I've been asked versions of this many times: "why is this so hard?" "Why does it seem like this is so much easier for people around me?" "Why does this have to suck so much?"
Unless you're experiencing true, deep trauma, the short answer is the obvious one: our lives are actually not hard at all. For those of us who are college-educated professionals, we have jobs that pay well above the median, health insurance, comfortable and safe places to live, bank accounts, and 401(K) savings. Compared to most of humanity, we're doing fantastically. Try telling that to our brains, however! It's completely normal and human to feel this kind of stress from our day-to-day lives.
Parts of your brain would have you believe that you should just curl up into a ball and hide from the world, because online dating is a waste of time and finding love is hopeless, or you're tired from applying to fifty jobs and only getting one interview, or nothing you do seems to make your boss happy. Those are the parts of your brain that desperately want to keep you safe. We're wired to be risk-averse; it's what kept our ancestors alive in a world filled with real and imminent threats.
In our lives today, what do we really need to be kept safe from? Most of us probably have never experienced not having food to eat or a roof over our heads. Those parts of our brain want to keep us safe regardless of whether we're in a war zone or we're in San Francisco with a job and a network of people who would take us in if we needed (which we in all likelihood will never need).
Our brains would have us think we're living in a world of terrible danger. Here are just a few of the many ways we can help outsmart our own brains.
Let Emotions Happen and Build Your EQ
We are emotional; it's part of being human. Yet we're taught that to be professional means not showing emotion.
As Daniel Goleman, the guru of emotional intelligence has taught us, suppressing our emotions does not help us to manage them. Managing our emotions starts with experiencing them fully, getting to know them so that we can recognize what they are telling us.
One of the most powerful things I have ever heard from a boss was, "This is really triggering me, can we talk about it?" She experienced a negative emotional response, and by telling me about it, she aroused my empathy and my curiosity. We were able to explore what was happening together.
Try being the person who acknowledges their emotion and works with it, and see what happens.
Remind Yourself That Challenge Builds Resilience

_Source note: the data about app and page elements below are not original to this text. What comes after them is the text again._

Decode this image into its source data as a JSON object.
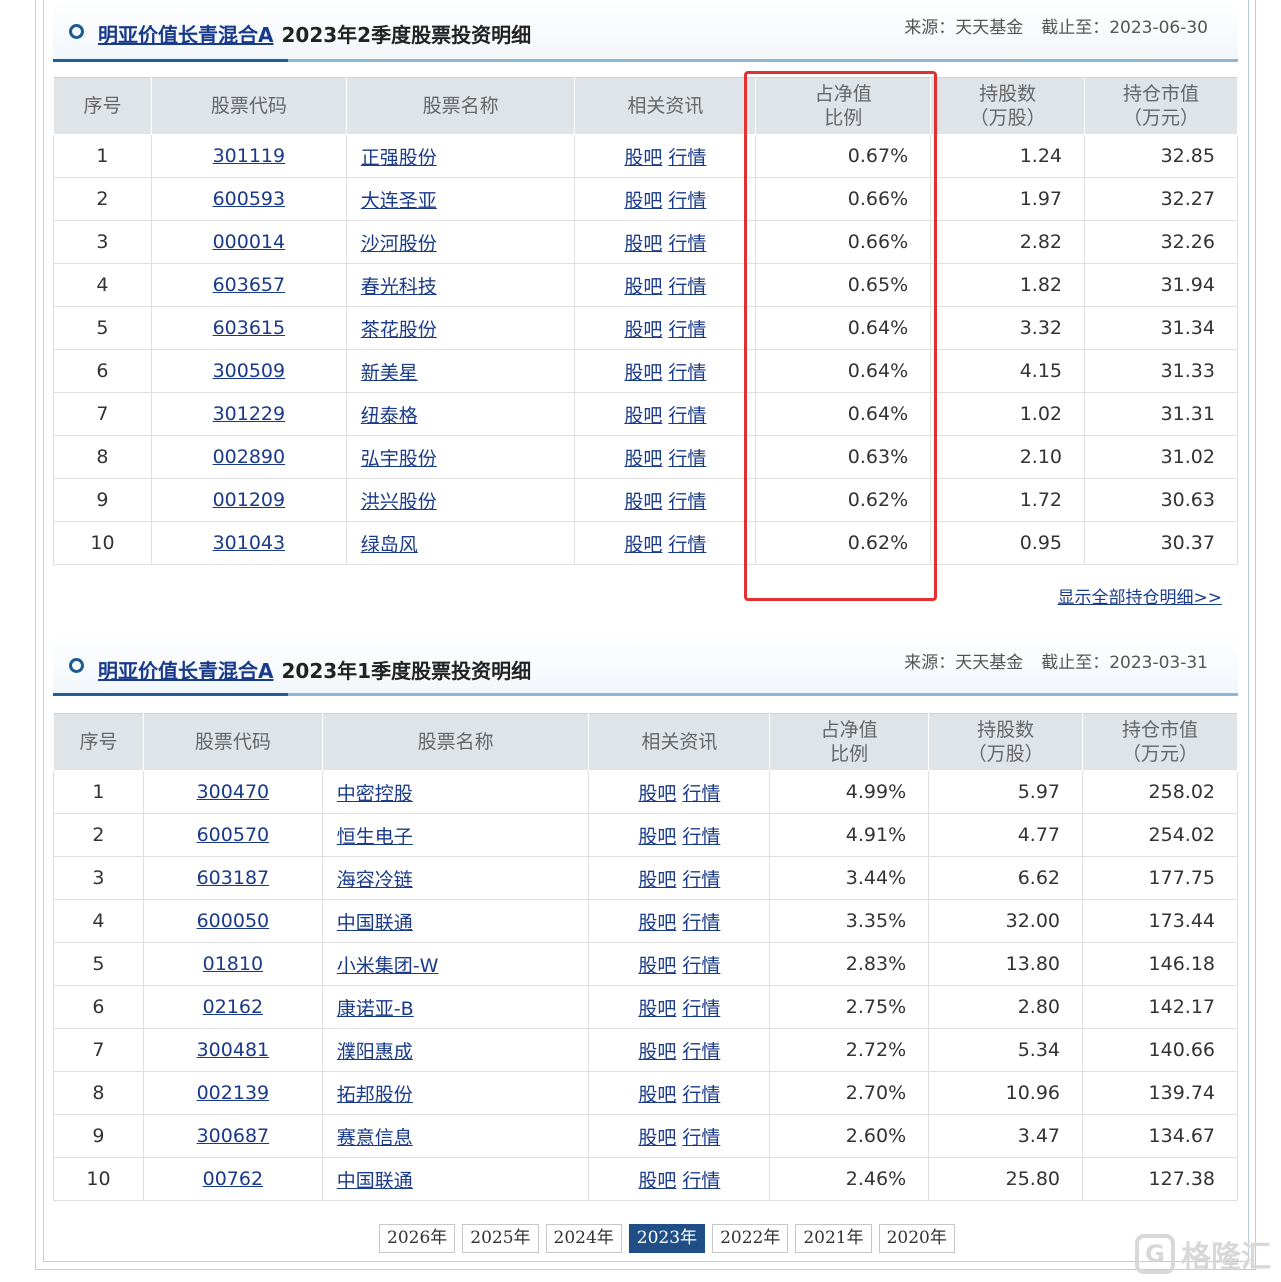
{
  "sections": [
    {
      "fund_name": "明亚价值长青混合A",
      "period": "2023年2季度股票投资明细",
      "source_label": "来源：天天基金",
      "date_label": "截止至：2023-06-30",
      "headers": {
        "seq": "序号",
        "code": "股票代码",
        "name": "股票名称",
        "news": "相关资讯",
        "pct_1": "占净值",
        "pct_2": "比例",
        "shares_1": "持股数",
        "shares_2": "（万股）",
        "value_1": "持仓市值",
        "value_2": "（万元）"
      },
      "news_links": [
        "股吧",
        "行情"
      ],
      "rows": [
        {
          "seq": "1",
          "code": "301119",
          "name": "正强股份",
          "pct": "0.67%",
          "shares": "1.24",
          "value": "32.85"
        },
        {
          "seq": "2",
          "code": "600593",
          "name": "大连圣亚",
          "pct": "0.66%",
          "shares": "1.97",
          "value": "32.27"
        },
        {
          "seq": "3",
          "code": "000014",
          "name": "沙河股份",
          "pct": "0.66%",
          "shares": "2.82",
          "value": "32.26"
        },
        {
          "seq": "4",
          "code": "603657",
          "name": "春光科技",
          "pct": "0.65%",
          "shares": "1.82",
          "value": "31.94"
        },
        {
          "seq": "5",
          "code": "603615",
          "name": "茶花股份",
          "pct": "0.64%",
          "shares": "3.32",
          "value": "31.34"
        },
        {
          "seq": "6",
          "code": "300509",
          "name": "新美星",
          "pct": "0.64%",
          "shares": "4.15",
          "value": "31.33"
        },
        {
          "seq": "7",
          "code": "301229",
          "name": "纽泰格",
          "pct": "0.64%",
          "shares": "1.02",
          "value": "31.31"
        },
        {
          "seq": "8",
          "code": "002890",
          "name": "弘宇股份",
          "pct": "0.63%",
          "shares": "2.10",
          "value": "31.02"
        },
        {
          "seq": "9",
          "code": "001209",
          "name": "洪兴股份",
          "pct": "0.62%",
          "shares": "1.72",
          "value": "30.63"
        },
        {
          "seq": "10",
          "code": "301043",
          "name": "绿岛风",
          "pct": "0.62%",
          "shares": "0.95",
          "value": "30.37"
        }
      ],
      "show_all_label": "显示全部持仓明细>>"
    },
    {
      "fund_name": "明亚价值长青混合A",
      "period": "2023年1季度股票投资明细",
      "source_label": "来源：天天基金",
      "date_label": "截止至：2023-03-31",
      "headers": {
        "seq": "序号",
        "code": "股票代码",
        "name": "股票名称",
        "news": "相关资讯",
        "pct_1": "占净值",
        "pct_2": "比例",
        "shares_1": "持股数",
        "shares_2": "（万股）",
        "value_1": "持仓市值",
        "value_2": "（万元）"
      },
      "news_links": [
        "股吧",
        "行情"
      ],
      "rows": [
        {
          "seq": "1",
          "code": "300470",
          "name": "中密控股",
          "pct": "4.99%",
          "shares": "5.97",
          "value": "258.02"
        },
        {
          "seq": "2",
          "code": "600570",
          "name": "恒生电子",
          "pct": "4.91%",
          "shares": "4.77",
          "value": "254.02"
        },
        {
          "seq": "3",
          "code": "603187",
          "name": "海容冷链",
          "pct": "3.44%",
          "shares": "6.62",
          "value": "177.75"
        },
        {
          "seq": "4",
          "code": "600050",
          "name": "中国联通",
          "pct": "3.35%",
          "shares": "32.00",
          "value": "173.44"
        },
        {
          "seq": "5",
          "code": "01810",
          "name": "小米集团-W",
          "pct": "2.83%",
          "shares": "13.80",
          "value": "146.18"
        },
        {
          "seq": "6",
          "code": "02162",
          "name": "康诺亚-B",
          "pct": "2.75%",
          "shares": "2.80",
          "value": "142.17"
        },
        {
          "seq": "7",
          "code": "300481",
          "name": "濮阳惠成",
          "pct": "2.72%",
          "shares": "5.34",
          "value": "140.66"
        },
        {
          "seq": "8",
          "code": "002139",
          "name": "拓邦股份",
          "pct": "2.70%",
          "shares": "10.96",
          "value": "139.74"
        },
        {
          "seq": "9",
          "code": "300687",
          "name": "赛意信息",
          "pct": "2.60%",
          "shares": "3.47",
          "value": "134.67"
        },
        {
          "seq": "10",
          "code": "00762",
          "name": "中国联通",
          "pct": "2.46%",
          "shares": "25.80",
          "value": "127.38"
        }
      ]
    }
  ],
  "years": [
    "2026年",
    "2025年",
    "2024年",
    "2023年",
    "2022年",
    "2021年",
    "2020年"
  ],
  "active_year": "2023年",
  "highlight_color": "#e53030",
  "accent_color": "#1f4f86",
  "watermark_text": "格隆汇"
}
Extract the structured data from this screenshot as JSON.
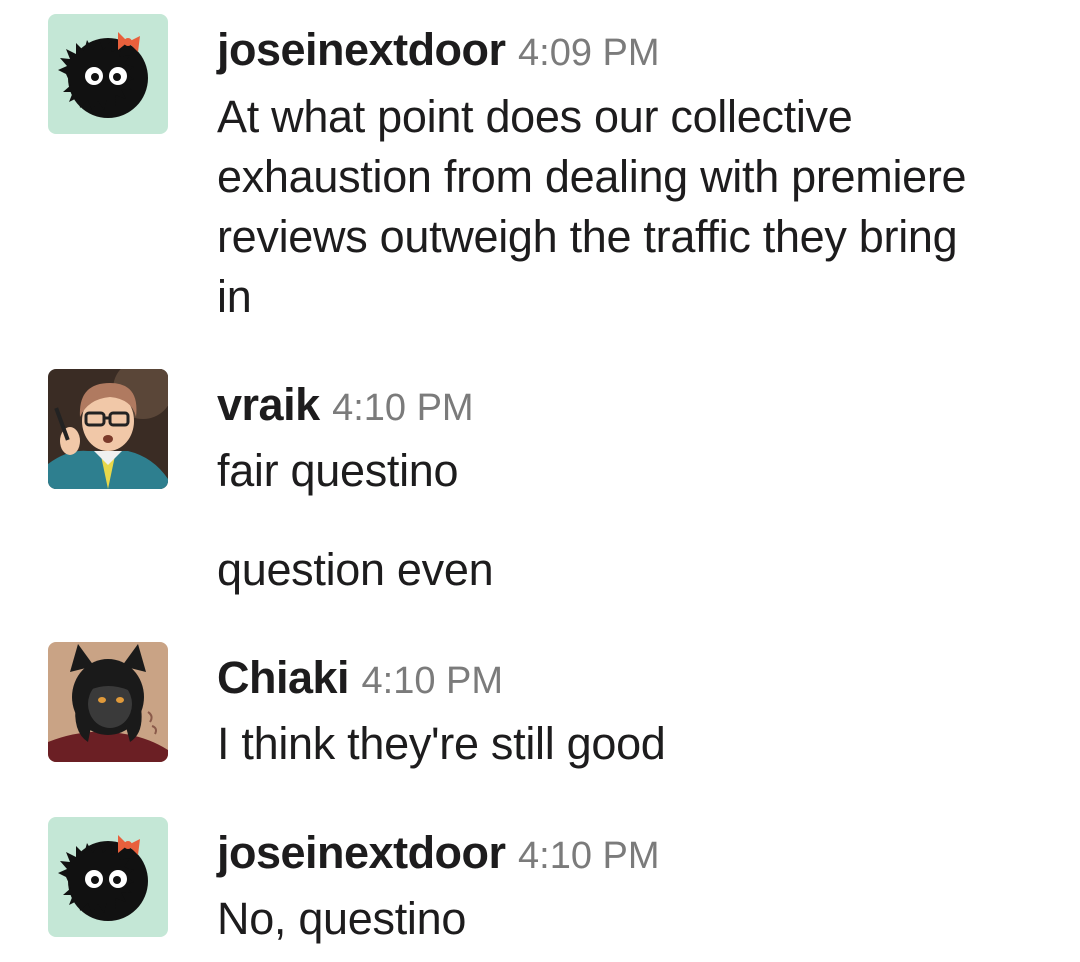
{
  "messages": [
    {
      "author": "joseinextdoor",
      "time": "4:09 PM",
      "avatar_icon": "soot-sprite-with-bow-icon",
      "lines": [
        "At what point does our collective exhaustion from dealing with premiere reviews outweigh the traffic they bring in"
      ]
    },
    {
      "author": "vraik",
      "time": "4:10 PM",
      "avatar_icon": "person-with-glasses-icon",
      "lines": [
        "fair questino",
        "question even"
      ]
    },
    {
      "author": "Chiaki",
      "time": "4:10 PM",
      "avatar_icon": "dark-catgirl-icon",
      "lines": [
        "I think they're still good"
      ]
    },
    {
      "author": "joseinextdoor",
      "time": "4:10 PM",
      "avatar_icon": "soot-sprite-with-bow-icon",
      "lines": [
        "No, questino"
      ]
    }
  ],
  "colors": {
    "soot_avatar_bg": "#c4e7d6",
    "bow": "#e8603c",
    "timestamp": "#7b7b7b",
    "text": "#1d1c1d"
  }
}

I was reminded recently of Biosphere 2, by the fantastic divorce and co-parenting coach, Kate Anthony. Remember Biosphere 2? Scientists wanting to understand more about ecosystems and out ability to live in balance with them built a dome and brought in plants and animals, and then sealed it from the outside world.
And the trees they brought in grew. They grew tall and fast, far faster than expected. And then... they fell down.
This sealed off ecosystem had everything the outside world had: water, and sunshine, and temperature change. But it didn't have wind. Wind is stress for trees. It challenges them, it pushes them, and it literally strengthens them.
We need challenge and resistance to grow strong, just like those trees. So, embrace the wind. You need it.
Build a Bigger Perspective
You are the current end-point of a long and unbroken line of human reproductive success. While most of the humans who lives in the past did not live long or well enough to pass on their genes to every generation after, your ancestors did. And the qualities that helped them to survive in a world rife with real and present danger are not necessarily going to help you in a world where the biggest risk to you is that your boss hates your executive presentation.
So, do a risk assessment. Where do you fit into this world? What are the real risks to you, your life, your safety, and your well-being?
What do you really have to be afraid of? And how lucky are you, compared to every human being on the planet? (The answer is probably pretty darn lucky.)
If you went through and did your risk assessment, you probably realize that you don't have nearly as much to fear as your mind would have you think: none of us do.
What are the risks you really want to be taking? What would you do if you felt you had nothing to be afraid of.
How about doing just one of those things, starting today?
Do the things you fear, one at a time. Trick your brain into realizing that you can do it.
You've got this.
Val Sanders is an Empowerment Coach in Lamorinda in the San Francisco Bay Area, helping busy professional parents to find joy and balance in their careers and lives.